Let me try and take those in turn. I'd say, the jumping over the $50 billion mark is impacted by two things. I mean, clearly, you want to have a quantum of cash that makes it worth your while to earn on that cash because the costs are the same whether you're at $51 billion or $61 billion.

And the rate environment obviously makes it easier to jump more quickly just do the math. With regard to looking at Fintech opportunities, I think the question for us continues to be how quickly can we deploy something across our customer base and would it bring incremental revenues, would it strengthen the customer tie with our company.

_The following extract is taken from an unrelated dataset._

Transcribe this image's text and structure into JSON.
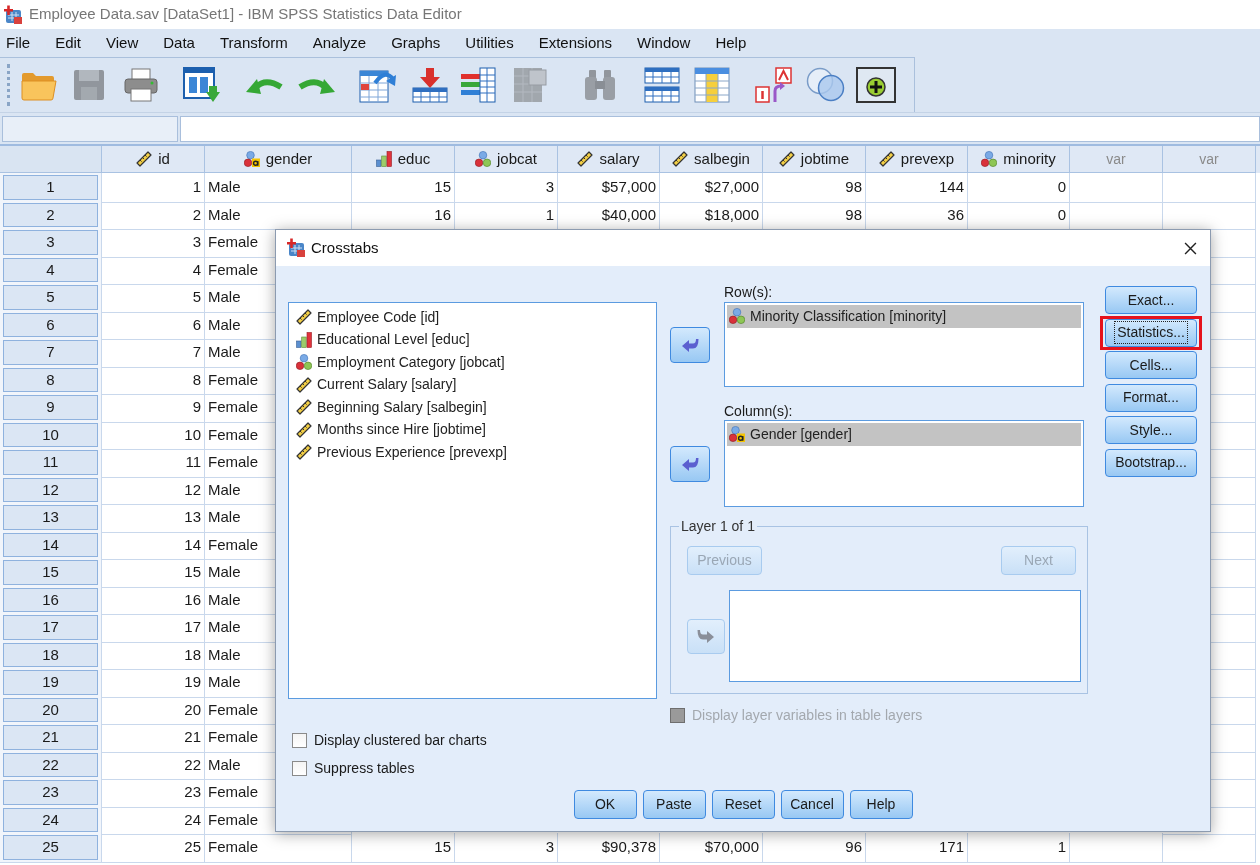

And so we're continuing to look. I do think the valuations make certain deals difficult. And so, we have evaluate that, but speed to market is important. And I'm not all that familiar, I presume some of you guys would be more familiar than I am with a lot of Fintech firms looking at actually acquiring something that's going to get them nicely regulated to the degree, in fact, I don't think they can even possibly imagine. So that would be my way of looking at it.

Michael Roger Carrier - Bank of America/Merrill Lynch

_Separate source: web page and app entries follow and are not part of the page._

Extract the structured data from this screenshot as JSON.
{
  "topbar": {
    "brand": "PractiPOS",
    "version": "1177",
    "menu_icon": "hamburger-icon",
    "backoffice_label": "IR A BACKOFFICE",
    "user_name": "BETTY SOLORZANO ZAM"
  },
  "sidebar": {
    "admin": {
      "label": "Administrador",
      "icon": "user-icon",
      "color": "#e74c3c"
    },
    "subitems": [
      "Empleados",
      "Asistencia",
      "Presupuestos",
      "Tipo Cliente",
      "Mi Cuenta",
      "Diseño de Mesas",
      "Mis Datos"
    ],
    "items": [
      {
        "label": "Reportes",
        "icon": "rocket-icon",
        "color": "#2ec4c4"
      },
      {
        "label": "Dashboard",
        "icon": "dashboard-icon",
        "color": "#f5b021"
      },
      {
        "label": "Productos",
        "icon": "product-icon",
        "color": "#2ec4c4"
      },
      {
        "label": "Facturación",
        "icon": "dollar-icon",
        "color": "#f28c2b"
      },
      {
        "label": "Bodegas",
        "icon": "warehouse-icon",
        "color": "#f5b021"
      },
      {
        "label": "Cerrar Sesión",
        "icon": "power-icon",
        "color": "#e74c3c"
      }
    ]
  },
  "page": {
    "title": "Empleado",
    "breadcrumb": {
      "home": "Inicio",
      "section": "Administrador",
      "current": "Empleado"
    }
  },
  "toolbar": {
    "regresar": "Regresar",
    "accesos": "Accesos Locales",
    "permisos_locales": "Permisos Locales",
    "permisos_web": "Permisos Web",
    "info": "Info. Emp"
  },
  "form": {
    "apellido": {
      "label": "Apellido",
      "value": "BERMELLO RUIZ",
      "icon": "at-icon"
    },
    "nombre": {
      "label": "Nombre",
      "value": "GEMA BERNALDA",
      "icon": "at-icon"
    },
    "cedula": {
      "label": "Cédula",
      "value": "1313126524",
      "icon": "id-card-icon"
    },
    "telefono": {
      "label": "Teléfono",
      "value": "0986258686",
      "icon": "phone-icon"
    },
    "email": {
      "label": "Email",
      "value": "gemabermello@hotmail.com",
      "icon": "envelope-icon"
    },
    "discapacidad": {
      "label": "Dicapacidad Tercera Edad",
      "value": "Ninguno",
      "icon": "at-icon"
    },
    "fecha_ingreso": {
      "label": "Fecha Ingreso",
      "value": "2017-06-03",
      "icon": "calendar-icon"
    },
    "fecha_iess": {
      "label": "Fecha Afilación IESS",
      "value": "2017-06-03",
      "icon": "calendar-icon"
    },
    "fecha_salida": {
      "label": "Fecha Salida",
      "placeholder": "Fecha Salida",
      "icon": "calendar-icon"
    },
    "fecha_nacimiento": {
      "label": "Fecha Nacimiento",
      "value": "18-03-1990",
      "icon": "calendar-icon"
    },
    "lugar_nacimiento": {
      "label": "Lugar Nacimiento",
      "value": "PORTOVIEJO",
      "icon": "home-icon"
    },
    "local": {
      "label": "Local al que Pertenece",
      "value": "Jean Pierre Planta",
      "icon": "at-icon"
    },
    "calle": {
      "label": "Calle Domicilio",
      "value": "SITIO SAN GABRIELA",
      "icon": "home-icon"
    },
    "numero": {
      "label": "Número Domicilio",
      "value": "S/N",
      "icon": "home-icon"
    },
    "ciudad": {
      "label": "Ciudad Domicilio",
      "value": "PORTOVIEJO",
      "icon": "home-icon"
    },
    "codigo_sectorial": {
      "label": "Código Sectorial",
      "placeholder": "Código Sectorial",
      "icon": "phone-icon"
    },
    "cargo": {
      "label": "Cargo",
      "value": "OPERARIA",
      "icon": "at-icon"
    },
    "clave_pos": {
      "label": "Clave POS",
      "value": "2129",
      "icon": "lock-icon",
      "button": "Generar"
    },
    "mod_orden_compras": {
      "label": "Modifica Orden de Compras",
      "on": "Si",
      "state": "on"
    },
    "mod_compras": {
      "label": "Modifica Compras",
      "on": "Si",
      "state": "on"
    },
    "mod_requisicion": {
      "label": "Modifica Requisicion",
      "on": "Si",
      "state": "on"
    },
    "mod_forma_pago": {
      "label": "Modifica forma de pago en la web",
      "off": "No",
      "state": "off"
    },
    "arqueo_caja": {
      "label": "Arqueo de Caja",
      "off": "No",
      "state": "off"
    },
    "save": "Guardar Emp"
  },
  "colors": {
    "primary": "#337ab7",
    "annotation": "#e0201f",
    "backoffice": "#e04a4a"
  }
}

Yes. All right. Thanks a lot.

Operator

There are no further questions at this time. I will now turn the call back over to you.

Paul Thomas Idzik - Chief Executive Officer & Director

Thank you, Ashwin, and I again want to thank everyone for joining us for this quarter. I'm particularly proud of the team this quarter and look forward to talking to you in a few months. Thank you. Goodbye.

Operator

Ladies and gentlemen, that does conclude the call for today. We thank you for your participation and ask that you please disconnect your lines.

Copyright policy: All transcripts on this site are the copyright of Seeking Alpha. However, we view them as an important resource for bloggers and journalists, and are excited to contribute to the democratization of financial information on the Internet. (Until now investors have had to pay thousands of dollars in subscription fees for transcripts.) So our reproduction policy is as follows: You may quote up to 400 words of any transcript on the condition that you attribute the transcript to Seeking Alpha and either link to the original transcript or to www.SeekingAlpha.com. All other use is prohibited.

THE INFORMATION CONTAINED HERE IS A TEXTUAL REPRESENTATION OF THE APPLICABLE COMPANY'S CONFERENCE CALL, CONFERENCE PRESENTATION OR OTHER AUDIO PRESENTATION, AND WHILE EFFORTS ARE MADE TO PROVIDE AN ACCURATE TRANSCRIPTION, THERE MAY BE MATERIAL ERRORS, OMISSIONS, OR INACCURACIES IN THE REPORTING OF THE SUBSTANCE OF THE AUDIO PRESENTATIONS. IN NO WAY DOES SEEKING ALPHA ASSUME ANY RESPONSIBILITY FOR ANY INVESTMENT OR OTHER DECISIONS MADE BASED UPON THE INFORMATION PROVIDED ON THIS WEB SITE OR IN ANY TRANSCRIPT. USERS ARE ADVISED TO REVIEW THE APPLICABLE COMPANY'S AUDIO PRESENTATION ITSELF AND THE APPLICABLE COMPANY'S SEC FILINGS BEFORE MAKING ANY INVESTMENT OR OTHER DECISIONS.

If you have any additional questions about our online transcripts, please contact us at: transcripts@seekingalpha.com. Thank you!